While the use of medications approved by the US Food and Drug Administration (FDA) can make a big difference in treating OUD, they work best in combination with other therapies and support systems.
How MAT Works for OUD: Unveiling the Process
MAT is an effective and comprehensive approach to treating OUD. It provides individuals the support they need to break free from addiction and achieve lasting recovery.
MAT works through several key mechanisms, including:
Combining Medications and Behavioral Therapy
MAT uses a combination of medications, such as methadone, buprenorphine, and naltrexone, and behavioral therapies, such as cognitive behavioral therapy (CBT), group therapy, and motivational interviewing (MI).
The medications help manage the physical part of addiction. Meanwhile, behavioral therapy addresses the emotional and psychological parts of addiction.
Medications address the body’s chemical imbalances and curb cravings. Therapists work with patients to understand the root causes of their addiction. They also help develop coping strategies to avoid future drug use.
Suppressing Opioid Cravings and Withdrawal Symptoms
MAT works by suppressing opioid cravings and withdrawal symptoms. When people stop taking opioids, they can suffer from withdrawal. This can cause symptoms like pain, nausea, and anxiety.
But MAT medications can help reduce these symptoms. They ease the body’s dependence on opioids, making it easier to stop using them. This combination of drugs and therapy increases the chances of long-term recovery.
Blocking the Effects of Opioids
MAT can block the effects of opioids. This means that even if a person relapses and takes an opioid, they won’t feel the usual high. It takes away the reward of drug use, making it less appealing to relapse.

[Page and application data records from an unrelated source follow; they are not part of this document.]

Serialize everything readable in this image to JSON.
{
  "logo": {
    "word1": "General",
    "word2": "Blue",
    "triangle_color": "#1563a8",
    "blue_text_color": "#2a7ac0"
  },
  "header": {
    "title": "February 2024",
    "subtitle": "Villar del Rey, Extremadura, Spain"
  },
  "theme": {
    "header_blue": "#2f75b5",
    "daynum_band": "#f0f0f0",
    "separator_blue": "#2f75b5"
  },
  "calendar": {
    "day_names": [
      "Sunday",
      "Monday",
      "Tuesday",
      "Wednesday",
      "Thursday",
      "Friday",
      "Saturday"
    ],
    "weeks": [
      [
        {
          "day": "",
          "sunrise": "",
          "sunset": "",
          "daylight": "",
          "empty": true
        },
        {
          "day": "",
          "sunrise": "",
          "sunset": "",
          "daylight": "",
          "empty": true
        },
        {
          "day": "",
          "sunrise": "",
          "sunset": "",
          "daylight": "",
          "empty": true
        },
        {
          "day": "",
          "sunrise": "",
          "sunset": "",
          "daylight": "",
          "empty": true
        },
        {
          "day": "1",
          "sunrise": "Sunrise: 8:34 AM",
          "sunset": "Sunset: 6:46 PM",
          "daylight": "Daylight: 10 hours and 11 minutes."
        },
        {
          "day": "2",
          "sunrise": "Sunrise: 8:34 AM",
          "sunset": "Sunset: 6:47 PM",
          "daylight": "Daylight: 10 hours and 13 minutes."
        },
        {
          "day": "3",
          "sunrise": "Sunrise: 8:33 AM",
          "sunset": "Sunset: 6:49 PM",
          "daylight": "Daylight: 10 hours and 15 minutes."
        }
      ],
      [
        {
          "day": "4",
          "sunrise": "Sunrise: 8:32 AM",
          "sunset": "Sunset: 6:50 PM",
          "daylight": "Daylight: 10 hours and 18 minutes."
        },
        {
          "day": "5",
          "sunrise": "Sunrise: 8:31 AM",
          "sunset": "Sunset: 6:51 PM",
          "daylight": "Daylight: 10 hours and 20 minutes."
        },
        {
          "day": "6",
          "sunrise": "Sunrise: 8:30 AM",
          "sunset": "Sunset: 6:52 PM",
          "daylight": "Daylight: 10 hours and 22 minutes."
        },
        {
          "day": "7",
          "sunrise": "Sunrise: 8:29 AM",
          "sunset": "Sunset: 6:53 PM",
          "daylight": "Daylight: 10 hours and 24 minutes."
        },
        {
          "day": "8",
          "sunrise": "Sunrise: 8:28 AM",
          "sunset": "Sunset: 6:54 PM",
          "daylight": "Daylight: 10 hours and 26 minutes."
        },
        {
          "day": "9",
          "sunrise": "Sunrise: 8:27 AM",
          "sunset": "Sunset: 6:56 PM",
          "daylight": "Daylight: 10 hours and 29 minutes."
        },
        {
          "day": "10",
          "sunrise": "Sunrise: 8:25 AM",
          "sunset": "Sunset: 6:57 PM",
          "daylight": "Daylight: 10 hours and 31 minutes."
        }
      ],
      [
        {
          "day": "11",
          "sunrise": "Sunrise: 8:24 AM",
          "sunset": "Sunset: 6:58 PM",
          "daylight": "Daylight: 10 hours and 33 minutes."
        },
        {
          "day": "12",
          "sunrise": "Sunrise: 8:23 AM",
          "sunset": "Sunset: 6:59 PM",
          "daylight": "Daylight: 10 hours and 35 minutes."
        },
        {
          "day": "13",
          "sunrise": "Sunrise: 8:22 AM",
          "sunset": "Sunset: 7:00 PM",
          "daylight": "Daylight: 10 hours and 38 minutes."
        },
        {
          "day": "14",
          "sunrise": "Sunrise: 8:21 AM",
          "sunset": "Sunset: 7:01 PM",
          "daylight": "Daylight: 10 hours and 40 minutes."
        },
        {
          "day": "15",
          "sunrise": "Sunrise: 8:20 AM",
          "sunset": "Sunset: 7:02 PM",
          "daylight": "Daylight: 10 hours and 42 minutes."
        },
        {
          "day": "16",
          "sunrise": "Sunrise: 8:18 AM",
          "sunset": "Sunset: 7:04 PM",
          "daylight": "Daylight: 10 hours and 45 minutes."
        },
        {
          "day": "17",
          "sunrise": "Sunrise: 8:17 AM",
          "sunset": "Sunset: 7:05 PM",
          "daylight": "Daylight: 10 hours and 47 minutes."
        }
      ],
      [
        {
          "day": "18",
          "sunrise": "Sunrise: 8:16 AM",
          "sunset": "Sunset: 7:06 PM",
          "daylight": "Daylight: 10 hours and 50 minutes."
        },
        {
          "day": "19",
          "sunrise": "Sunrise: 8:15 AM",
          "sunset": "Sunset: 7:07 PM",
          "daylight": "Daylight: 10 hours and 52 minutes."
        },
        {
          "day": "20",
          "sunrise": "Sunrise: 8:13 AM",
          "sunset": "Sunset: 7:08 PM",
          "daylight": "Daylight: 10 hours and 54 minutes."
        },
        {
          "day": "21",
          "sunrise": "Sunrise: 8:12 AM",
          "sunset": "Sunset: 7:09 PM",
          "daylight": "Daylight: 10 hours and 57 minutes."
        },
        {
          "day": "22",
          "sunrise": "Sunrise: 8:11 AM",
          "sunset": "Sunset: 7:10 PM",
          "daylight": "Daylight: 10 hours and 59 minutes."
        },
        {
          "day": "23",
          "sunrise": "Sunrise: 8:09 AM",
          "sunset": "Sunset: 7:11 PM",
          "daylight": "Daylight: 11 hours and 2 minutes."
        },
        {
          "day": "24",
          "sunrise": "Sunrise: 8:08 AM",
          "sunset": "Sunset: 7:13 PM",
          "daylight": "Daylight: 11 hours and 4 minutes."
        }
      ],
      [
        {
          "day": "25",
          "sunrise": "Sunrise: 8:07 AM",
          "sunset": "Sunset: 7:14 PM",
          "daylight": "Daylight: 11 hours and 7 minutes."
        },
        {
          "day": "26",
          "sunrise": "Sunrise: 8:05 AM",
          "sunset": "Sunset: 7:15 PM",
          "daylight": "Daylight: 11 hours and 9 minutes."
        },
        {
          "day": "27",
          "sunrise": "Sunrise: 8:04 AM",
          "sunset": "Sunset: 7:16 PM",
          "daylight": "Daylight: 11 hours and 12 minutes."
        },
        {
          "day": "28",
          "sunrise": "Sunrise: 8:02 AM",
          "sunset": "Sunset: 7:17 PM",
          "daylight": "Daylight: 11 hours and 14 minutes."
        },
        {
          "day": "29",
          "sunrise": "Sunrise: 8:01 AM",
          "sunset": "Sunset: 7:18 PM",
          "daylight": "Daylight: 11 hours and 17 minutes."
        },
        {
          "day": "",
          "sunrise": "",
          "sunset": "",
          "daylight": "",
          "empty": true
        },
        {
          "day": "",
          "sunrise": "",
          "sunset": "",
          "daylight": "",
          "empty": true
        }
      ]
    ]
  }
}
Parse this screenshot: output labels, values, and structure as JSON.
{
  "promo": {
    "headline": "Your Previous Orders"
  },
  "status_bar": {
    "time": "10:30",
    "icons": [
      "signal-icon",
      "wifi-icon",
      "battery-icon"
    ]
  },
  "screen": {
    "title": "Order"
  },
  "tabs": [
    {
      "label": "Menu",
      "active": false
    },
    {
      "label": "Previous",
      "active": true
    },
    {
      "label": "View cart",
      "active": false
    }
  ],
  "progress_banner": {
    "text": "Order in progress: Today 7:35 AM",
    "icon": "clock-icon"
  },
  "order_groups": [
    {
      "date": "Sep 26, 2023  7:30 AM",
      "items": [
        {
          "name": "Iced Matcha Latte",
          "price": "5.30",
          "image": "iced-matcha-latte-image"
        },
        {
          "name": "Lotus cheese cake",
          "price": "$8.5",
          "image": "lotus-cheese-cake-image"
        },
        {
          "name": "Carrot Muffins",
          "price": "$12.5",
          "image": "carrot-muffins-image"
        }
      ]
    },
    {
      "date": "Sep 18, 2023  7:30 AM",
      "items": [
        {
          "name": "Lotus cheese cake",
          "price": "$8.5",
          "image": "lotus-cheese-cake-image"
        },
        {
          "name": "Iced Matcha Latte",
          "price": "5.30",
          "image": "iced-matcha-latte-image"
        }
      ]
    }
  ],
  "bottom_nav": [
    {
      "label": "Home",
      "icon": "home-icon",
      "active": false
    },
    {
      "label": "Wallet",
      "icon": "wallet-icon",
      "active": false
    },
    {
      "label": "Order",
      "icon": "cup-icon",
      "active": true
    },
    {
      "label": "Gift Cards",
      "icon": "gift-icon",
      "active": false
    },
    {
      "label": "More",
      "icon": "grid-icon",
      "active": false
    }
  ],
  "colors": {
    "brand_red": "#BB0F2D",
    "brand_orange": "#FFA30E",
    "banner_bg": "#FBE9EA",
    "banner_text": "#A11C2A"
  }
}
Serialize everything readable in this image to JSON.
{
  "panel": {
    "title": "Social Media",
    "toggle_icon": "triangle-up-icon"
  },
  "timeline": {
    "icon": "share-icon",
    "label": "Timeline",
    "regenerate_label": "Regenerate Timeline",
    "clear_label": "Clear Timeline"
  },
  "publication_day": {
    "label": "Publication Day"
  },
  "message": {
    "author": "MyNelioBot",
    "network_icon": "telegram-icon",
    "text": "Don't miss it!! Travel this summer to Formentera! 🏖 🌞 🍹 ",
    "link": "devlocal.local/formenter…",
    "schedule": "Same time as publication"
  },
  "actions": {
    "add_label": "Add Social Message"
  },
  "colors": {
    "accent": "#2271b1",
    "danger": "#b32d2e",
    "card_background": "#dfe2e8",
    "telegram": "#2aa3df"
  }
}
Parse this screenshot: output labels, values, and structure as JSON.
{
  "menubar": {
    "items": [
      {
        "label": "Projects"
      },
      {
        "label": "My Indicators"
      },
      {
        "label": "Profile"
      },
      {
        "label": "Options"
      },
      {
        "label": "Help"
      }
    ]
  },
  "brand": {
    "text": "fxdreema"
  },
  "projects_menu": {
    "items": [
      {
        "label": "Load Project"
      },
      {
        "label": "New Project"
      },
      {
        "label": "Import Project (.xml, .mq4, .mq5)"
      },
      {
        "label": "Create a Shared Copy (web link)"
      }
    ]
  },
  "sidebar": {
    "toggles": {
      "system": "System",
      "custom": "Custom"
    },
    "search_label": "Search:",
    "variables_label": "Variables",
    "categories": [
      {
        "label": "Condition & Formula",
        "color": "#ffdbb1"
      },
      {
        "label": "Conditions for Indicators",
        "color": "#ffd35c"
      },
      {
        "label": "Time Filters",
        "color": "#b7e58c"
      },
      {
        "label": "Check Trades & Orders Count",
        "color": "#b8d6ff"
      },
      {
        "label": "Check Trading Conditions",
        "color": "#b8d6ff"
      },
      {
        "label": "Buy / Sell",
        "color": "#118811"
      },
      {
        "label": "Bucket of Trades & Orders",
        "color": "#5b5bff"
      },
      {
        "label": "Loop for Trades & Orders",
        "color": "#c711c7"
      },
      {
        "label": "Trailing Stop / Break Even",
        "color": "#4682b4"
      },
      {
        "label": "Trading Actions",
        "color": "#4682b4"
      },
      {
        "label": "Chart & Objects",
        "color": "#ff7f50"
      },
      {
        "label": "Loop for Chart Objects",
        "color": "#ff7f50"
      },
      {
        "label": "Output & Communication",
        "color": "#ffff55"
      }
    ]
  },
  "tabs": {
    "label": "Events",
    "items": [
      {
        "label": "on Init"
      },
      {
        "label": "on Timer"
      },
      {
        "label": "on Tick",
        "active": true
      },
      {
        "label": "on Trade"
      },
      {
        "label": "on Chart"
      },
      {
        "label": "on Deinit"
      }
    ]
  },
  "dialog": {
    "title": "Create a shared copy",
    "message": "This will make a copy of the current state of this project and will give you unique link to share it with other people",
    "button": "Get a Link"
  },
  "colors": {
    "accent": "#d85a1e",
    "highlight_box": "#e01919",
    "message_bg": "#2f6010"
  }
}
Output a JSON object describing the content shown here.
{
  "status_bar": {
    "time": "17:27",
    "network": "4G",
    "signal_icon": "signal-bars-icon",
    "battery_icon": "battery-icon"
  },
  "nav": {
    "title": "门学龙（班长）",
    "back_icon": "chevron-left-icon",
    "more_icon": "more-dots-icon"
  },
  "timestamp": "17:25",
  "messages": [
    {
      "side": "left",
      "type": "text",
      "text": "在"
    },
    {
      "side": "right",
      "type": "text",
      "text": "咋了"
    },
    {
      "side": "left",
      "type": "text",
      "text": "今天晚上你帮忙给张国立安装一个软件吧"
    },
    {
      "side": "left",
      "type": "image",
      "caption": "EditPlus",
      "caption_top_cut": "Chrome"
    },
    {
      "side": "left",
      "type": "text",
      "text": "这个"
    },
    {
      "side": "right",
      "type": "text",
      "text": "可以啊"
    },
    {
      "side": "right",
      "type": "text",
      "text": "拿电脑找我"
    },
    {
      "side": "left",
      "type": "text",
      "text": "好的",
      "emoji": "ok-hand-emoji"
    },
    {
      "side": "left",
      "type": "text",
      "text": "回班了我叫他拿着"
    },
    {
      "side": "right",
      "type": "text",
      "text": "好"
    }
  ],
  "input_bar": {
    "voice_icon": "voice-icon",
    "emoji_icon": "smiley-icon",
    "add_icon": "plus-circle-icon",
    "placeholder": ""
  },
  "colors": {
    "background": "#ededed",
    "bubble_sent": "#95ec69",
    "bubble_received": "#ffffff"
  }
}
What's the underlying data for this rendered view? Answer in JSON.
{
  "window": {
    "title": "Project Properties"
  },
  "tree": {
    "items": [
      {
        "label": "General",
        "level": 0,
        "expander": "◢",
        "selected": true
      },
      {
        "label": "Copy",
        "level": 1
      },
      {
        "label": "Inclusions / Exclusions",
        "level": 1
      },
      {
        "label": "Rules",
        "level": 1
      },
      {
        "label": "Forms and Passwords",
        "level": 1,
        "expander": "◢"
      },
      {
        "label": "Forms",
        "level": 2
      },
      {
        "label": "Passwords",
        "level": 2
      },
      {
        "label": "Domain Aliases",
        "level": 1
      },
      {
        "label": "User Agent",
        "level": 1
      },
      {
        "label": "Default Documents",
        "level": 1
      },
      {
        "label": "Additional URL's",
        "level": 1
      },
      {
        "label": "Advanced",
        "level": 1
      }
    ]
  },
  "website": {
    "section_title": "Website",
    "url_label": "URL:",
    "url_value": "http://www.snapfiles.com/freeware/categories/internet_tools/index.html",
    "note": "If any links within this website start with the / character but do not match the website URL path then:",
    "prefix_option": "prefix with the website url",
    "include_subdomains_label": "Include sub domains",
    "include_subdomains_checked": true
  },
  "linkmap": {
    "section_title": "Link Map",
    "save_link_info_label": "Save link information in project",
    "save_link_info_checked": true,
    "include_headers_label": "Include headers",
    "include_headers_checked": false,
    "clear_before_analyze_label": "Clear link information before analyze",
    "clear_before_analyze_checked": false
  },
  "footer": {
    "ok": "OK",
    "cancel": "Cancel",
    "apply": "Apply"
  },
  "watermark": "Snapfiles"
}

Managing Co-Occurring Disorders
Lastly, MAT helps in managing co-occurring disorders. Many people with OUD also have other mental health conditions, such as depression or anxiety. These conditions can make a recovery from OUD more difficult.
But MAT can also help manage these co-occurring disorders. The combination of medication and therapy can address both OUD and other mental health conditions at the same time. This comprehensive approach increases the chances of successful recovery.
MAT Success Rate for Opioid Use Disorder (OUD)
Medication-assisted treatment (MAT) has shown high success rates in helping people with opioid addiction. Studies show that MAT can reduce overdose death risk by half or more. It also increases the chances that a person will stay in treatment, which is crucial for long-term recovery.
When MAT is combined with counseling, the success rate rises even higher. Therapy helps address the root causes of addiction and teaches strategies for avoiding drug use. This combination of medicine and counseling ensures that addiction’s physical and mental aspects are addressed.
However, success doesn’t mean a quick fix. OUD is a chronic disease, much like diabetes or hypertension. So, it requires long-term management. MAT isn’t about replacing one drug with another. It’s about managing a medical condition and helping individuals lead healthy, fulfilling lives.